Uzbekistan has not yet been ruined by tourism, as many countries have (especially in Southeast Asia); nobody tries to sell you anything you aren’t interested in and shop and cafe owners do not attempt to rip you off. Once I even gave more than I had been asked because I felt guilty. Visit as soon as you can, before it is too late.
I walked out of Bukhara before the sun came up to avoid the heat. Traffic was thin now as I headed further West into the desert. I enjoyed the beginning of this serenity as I continued to walk.
I hopelessly put my thumb out to a truck with both of the seats occupied, but they stopped for me anyway.
They took me all the way to Nukus – a 12 hour ride on surprisingly good road. We talked for about 7 minutes during the ride, which was fine by me because it meant I could read and sleep on their bed.
I watched the gradual progression in landscape as the road went from civilized desert to sandy blankness.
They left me on the outside of the city where I got my sleeping bag and roll mat out and slept on the sand. This was a new feeling for me and I managed to keep my equipment relatively sand-free.
Nukus was the last city before entering the vast, open desert, meeting settlement again in Aktau on the Caspian Sea.. There were two tasks I had here – get an e-visa for Azerbaijan and print it, and register my stay in Nukus, since it had been almost the maximum 3 nights since I last did it.
For these tasks I would need a print shop and Wi-Fi. I walked for hours seemingly hopelessly to the other side of the city in the humid, sandy and windy streets. I had to wear my face scarf to stop myself sneezing every few seconds.
Finally, like an oasis, a printing shop emerged. I used their Wi-Fi to submit the application for the e-visa, which, it turned out, would take up to 3 days to be issued. At first, I didn’t like this, but I was glad because I would have to rest. I walked back out of the city to a a spot among the dry desert vegetation and looked forward to the coming days of having nothing to do but read, eat, sleep and write.
The next morning, I navigated from memory to the Wi-Fi spot to find that the visa hadn’t been issued yet. I got some lunch in a small café where I hung out for a few hours.
A very attractive girl, about my age, called to me. ‘You’re from England?’ she asked, as if I were a celebrity. I mistook Gulbahkar’s enthusiasm for attraction.
‘It is my dream to go to London’, she told me; as was every Uzbek’s dream. What did we do to them?
I considered marrying her, just to get around my visa problem by getting free entry into Russia. After a bit of research, it turned out I would have to give up my Irish and British citizenships to obtain Uzbek.
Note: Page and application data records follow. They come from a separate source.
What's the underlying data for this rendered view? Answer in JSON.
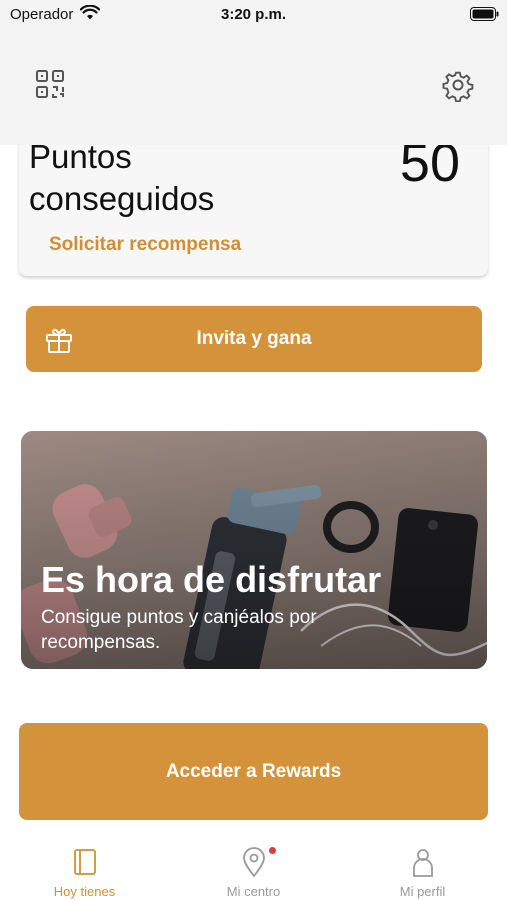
{
  "status_bar": {
    "carrier": "Operador",
    "time": "3:20 p.m."
  },
  "header": {
    "qr_icon": "qr-code-icon",
    "settings_icon": "gear-icon"
  },
  "points_card": {
    "title": "Puntos conseguidos",
    "value": "50",
    "redeem_link": "Solicitar recompensa"
  },
  "invite": {
    "label": "Invita y gana",
    "icon": "gift-icon"
  },
  "promo": {
    "title": "Es hora de disfrutar",
    "text": "Consigue puntos y canjéalos por recompensas."
  },
  "rewards": {
    "label": "Acceder a Rewards"
  },
  "tabs": [
    {
      "label": "Hoy tienes",
      "icon": "book-icon",
      "active": true
    },
    {
      "label": "Mi centro",
      "icon": "location-pin-icon",
      "active": false,
      "has_notification": true
    },
    {
      "label": "Mi perfil",
      "icon": "person-icon",
      "active": false
    }
  ],
  "colors": {
    "accent": "#d4933a",
    "accent_text": "#d18f34",
    "header_bg": "#f3f3f3",
    "notification_dot": "#e53935",
    "tab_inactive": "#9a9a9a"
  }
}
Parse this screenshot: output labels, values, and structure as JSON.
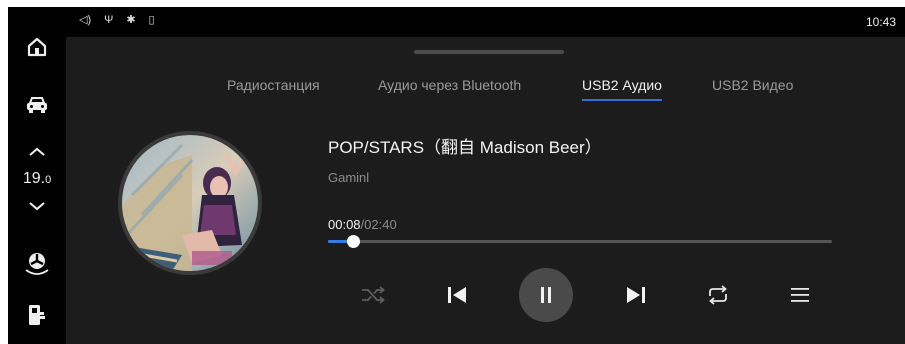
{
  "status": {
    "icons": [
      "volume-icon",
      "usb-icon",
      "bluetooth-icon",
      "phone-icon"
    ],
    "glyphs": [
      "◁)",
      "Ψ",
      "✱",
      "▯"
    ],
    "time": "10:43"
  },
  "sidebar": {
    "items": [
      "home-icon",
      "car-icon",
      "temp-up-icon",
      "temp-down-icon",
      "fan-icon",
      "phone-door-icon"
    ],
    "temperature": "19.",
    "temperature_decimal": "0"
  },
  "tabs": [
    {
      "label": "Радиостанция",
      "active": false
    },
    {
      "label": "Аудио через Bluetooth",
      "active": false
    },
    {
      "label": "USB2 Аудио",
      "active": true
    },
    {
      "label": "USB2 Видео",
      "active": false
    }
  ],
  "track": {
    "title": "POP/STARS（翻自 Madison Beer）",
    "artist": "Gaminl",
    "current_time": "00:08",
    "separator": "/",
    "total_time": "02:40",
    "progress": 0.05
  },
  "controls": [
    "shuffle-icon",
    "previous-icon",
    "pause-icon",
    "next-icon",
    "repeat-icon",
    "playlist-icon"
  ],
  "colors": {
    "accent": "#2f6fd6",
    "panel": "#1c1c1c",
    "background": "#000000"
  }
}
Oh well.
She took me to the school where she taught English and the students were even more excited than she was. They couldn’t ask any more than what my name was, where I was from, and how old I was, and I went between 4 classes and got asked those questions more times than I can remember. I spoke a bit about my adventure, told them where I had slept and travelled to. The shining looks of excitement and inspiration on their faces really inspired me to start public speaking and that evening, the email to send to potential hosts was written in a few minutes.
After another night in the shrubs, I spent most of the day doing nothing but reading and drinking tea. My visa had finally been issued and I checked in to the only Hotel in Nukus to get the final registration slip; there would be no more on the way to the border with Kazakhstan.